Tūī (Prosthmadera novaeseelandiae novaeseelandiae)

Distinctive and character filled, tuis are identified easily by their shiny plumage and white throat feathers. They are territorial birds and can often be seen singing or fighting for territory. Their songs vary considerably depending on the district, and can be melodious or guttural squawks. They have a diet of nectar, insects, and fruits, and so can often be seen around flowering trees. They lay their eggs between September and January, with a single brood of 2 to 3 eggs. The female incubates the eggs for 14 days, but both parents feed the chicks.


Kererū / Wood pigeon (Hemiphaga novaseelandiae novaseelandiae)

These widespread pigeons are endemic to New Zealand, with large size demonstrated by their very audible whistling wingbeat. Their plumage is greyish green with purple in the light, with a white breast and small head compared to body size. They have a subdued cooing voice. Their diet primarily consists of fruits and flowers, with seeds and foliage of both native and exotic plants. These birds are important to the New Zealand bush for the role they play in distribution of seeds from many trees. They breed from late august to march, with a single white egg incubated by both sexes for about 30 days.


Kahu / Harrier hawk (Circus approzimans)

Widely distributed throughout new zealand, this is the most common bird of prey in New Zealand. The Harrier is a large brown feathered bird with a fairly wide wingspan. It can be seen gliding leisurely around the Reserve in search of it’s prey, which varies from birds to rabbits to insects and even occasionally fishes and tadpoles. Harriers usually breed from October to November, with large sticks grasses and rushes, in raupo, pampas grass, or occasionally in the crowns of tree ferns. Nests house 3 or 4 eggs incubated for 29-32 days by the female, with the chicks first flying at 6 weeks of age.


Kotare / Kingfisher (Halcyon sancta vagans )
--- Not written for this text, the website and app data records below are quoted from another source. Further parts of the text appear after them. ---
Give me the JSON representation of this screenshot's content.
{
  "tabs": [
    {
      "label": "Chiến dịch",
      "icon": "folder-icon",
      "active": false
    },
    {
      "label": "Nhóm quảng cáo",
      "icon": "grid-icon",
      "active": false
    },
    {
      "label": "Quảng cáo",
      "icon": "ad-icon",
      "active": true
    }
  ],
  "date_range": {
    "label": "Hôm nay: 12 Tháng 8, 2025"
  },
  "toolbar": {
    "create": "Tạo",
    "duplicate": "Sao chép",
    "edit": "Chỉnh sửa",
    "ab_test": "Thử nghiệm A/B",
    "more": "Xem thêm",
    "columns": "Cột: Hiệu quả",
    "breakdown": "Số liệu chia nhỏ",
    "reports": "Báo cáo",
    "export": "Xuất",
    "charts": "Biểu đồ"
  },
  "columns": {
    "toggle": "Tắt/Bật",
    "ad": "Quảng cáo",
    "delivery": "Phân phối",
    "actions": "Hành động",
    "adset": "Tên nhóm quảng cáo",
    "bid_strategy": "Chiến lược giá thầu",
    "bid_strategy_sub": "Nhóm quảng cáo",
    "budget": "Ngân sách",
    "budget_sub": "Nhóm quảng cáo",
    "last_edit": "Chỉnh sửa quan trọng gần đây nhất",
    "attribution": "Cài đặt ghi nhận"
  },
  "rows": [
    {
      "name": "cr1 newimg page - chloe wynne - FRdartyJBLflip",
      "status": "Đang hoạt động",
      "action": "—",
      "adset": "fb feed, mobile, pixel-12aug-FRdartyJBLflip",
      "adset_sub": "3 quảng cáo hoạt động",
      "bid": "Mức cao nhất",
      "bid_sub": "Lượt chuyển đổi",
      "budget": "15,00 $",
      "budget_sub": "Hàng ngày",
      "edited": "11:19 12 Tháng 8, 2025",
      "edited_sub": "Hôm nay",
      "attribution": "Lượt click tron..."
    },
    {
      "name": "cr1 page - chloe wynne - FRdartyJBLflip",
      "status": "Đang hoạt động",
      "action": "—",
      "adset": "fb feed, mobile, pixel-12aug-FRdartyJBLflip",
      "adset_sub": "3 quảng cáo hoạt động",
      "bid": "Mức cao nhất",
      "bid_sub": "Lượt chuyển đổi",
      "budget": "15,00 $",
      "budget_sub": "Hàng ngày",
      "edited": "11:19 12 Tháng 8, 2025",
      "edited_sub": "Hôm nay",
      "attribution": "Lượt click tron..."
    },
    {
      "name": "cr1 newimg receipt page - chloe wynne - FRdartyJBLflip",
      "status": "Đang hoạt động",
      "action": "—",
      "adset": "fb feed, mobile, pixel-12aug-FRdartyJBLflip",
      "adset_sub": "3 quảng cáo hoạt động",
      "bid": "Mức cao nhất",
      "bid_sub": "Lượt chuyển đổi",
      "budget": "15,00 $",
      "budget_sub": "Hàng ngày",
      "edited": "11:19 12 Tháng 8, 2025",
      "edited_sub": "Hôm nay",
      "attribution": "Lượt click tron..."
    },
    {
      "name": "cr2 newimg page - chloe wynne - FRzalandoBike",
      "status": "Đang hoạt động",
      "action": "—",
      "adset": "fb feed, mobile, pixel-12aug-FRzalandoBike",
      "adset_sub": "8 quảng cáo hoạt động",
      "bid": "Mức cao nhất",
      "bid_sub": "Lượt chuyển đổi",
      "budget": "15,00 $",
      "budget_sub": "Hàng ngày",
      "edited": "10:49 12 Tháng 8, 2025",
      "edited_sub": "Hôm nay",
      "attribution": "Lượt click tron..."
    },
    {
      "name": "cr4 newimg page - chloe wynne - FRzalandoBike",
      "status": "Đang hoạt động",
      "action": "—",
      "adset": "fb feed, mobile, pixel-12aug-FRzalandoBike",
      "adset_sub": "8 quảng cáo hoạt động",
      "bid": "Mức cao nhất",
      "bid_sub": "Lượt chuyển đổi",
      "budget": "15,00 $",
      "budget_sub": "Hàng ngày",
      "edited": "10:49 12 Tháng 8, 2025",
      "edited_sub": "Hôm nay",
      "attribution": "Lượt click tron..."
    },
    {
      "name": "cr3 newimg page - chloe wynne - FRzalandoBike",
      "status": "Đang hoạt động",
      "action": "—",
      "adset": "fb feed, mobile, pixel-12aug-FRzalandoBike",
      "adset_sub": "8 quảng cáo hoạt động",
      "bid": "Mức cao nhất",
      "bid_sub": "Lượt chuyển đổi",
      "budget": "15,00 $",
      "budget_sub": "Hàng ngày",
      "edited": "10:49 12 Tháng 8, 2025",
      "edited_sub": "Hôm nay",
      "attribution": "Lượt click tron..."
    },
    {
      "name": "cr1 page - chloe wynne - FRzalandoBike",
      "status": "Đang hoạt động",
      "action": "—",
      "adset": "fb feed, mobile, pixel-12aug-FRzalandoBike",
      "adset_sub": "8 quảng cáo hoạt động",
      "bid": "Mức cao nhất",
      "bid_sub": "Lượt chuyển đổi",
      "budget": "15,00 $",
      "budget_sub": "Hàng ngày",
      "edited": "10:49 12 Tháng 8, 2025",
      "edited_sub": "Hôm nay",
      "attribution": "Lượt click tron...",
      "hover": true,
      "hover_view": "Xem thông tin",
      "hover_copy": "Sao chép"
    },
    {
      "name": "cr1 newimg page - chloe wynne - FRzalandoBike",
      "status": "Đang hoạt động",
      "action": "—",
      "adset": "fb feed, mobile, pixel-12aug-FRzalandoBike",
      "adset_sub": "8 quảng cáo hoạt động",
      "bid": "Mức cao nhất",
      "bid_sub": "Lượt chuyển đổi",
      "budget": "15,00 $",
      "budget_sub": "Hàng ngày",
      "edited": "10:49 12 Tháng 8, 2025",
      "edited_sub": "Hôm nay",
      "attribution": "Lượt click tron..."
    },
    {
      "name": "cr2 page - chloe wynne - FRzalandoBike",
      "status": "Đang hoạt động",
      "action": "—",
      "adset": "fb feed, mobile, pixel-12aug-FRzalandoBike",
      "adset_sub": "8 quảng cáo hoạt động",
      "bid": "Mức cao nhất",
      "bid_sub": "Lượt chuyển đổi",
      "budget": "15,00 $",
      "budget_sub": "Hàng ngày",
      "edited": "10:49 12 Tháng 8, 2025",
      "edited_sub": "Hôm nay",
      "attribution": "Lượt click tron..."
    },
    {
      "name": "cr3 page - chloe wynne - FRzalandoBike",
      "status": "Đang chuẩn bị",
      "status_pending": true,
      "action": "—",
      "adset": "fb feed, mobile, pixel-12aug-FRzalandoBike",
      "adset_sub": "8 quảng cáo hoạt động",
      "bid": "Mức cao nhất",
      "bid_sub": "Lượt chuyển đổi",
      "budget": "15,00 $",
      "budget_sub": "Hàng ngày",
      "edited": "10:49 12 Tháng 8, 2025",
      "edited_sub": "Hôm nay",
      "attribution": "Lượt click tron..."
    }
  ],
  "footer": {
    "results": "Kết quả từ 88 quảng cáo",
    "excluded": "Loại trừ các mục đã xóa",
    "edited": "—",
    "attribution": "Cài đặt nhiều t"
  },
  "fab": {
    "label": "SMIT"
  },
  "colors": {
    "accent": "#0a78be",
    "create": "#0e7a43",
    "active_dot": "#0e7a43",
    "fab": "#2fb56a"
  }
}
These beautiful birds are common the Reseve where they feed of the abundant gambusia in the wetland.. Their most distinctive feature is their brilliant blue wings, back and head, contrasted to their white underside. They can often be seen in high branches in search of prey, and their call is that of a repeated “kek kek kek”. The kingfisher feeds on insects, larvae, earthworms, spiders, tadpoles, fish, crabs, and small lizards. They breed by boring tunnels into clay banks or rotting tree trunks. 4-5 eggs are laid between November and January, fledging at 26 days, incubated and fed by both sexes.


Tauhou / Silvereye (Zosterops lateralis lateralis )

Small and very common throughout New Zealand, these birds were self introduced to the country in 1856 from Australia. They have grey and yellowish green plumage with a very distinctive white ring around the eye. They are often seen flitting around in scrub, and eat a variety of insects, grubs, small fruits and nectar. The silvereye’s voice is a sharp “twee” and the male sings a warbled trill. The silvereye’s nests contain 2-3 small eggs incubated by both sexes for 12 days, made up of spiderweb, fine grasses, hairs, and moss.


Korimako / Bellbird (Anthornis melanura melanura)

Let us know if you see one of these. There have been possible sightings but unconfirmed as yet These birds are common in native forest and are usually first identified by their melodious song. They are medium sized almost pear shaped birds, with black wings and plumage of a yellowish green similar to that of the silvereye. Their song differs during the day, and the birds sing out a unique dawn song in the early hours of the morning. Bellbirds nest between September and January, raising 2 broods of 3-4 eggs.



These beautiful intelligent parrots have been heard above the Reserve but not yet seen. Let us know if you meet one in the reserve.


Ruru / Morepork 

These speedy and attractive owls can be frequently heard at night in the Reserve, hopefully reducing the pests as well.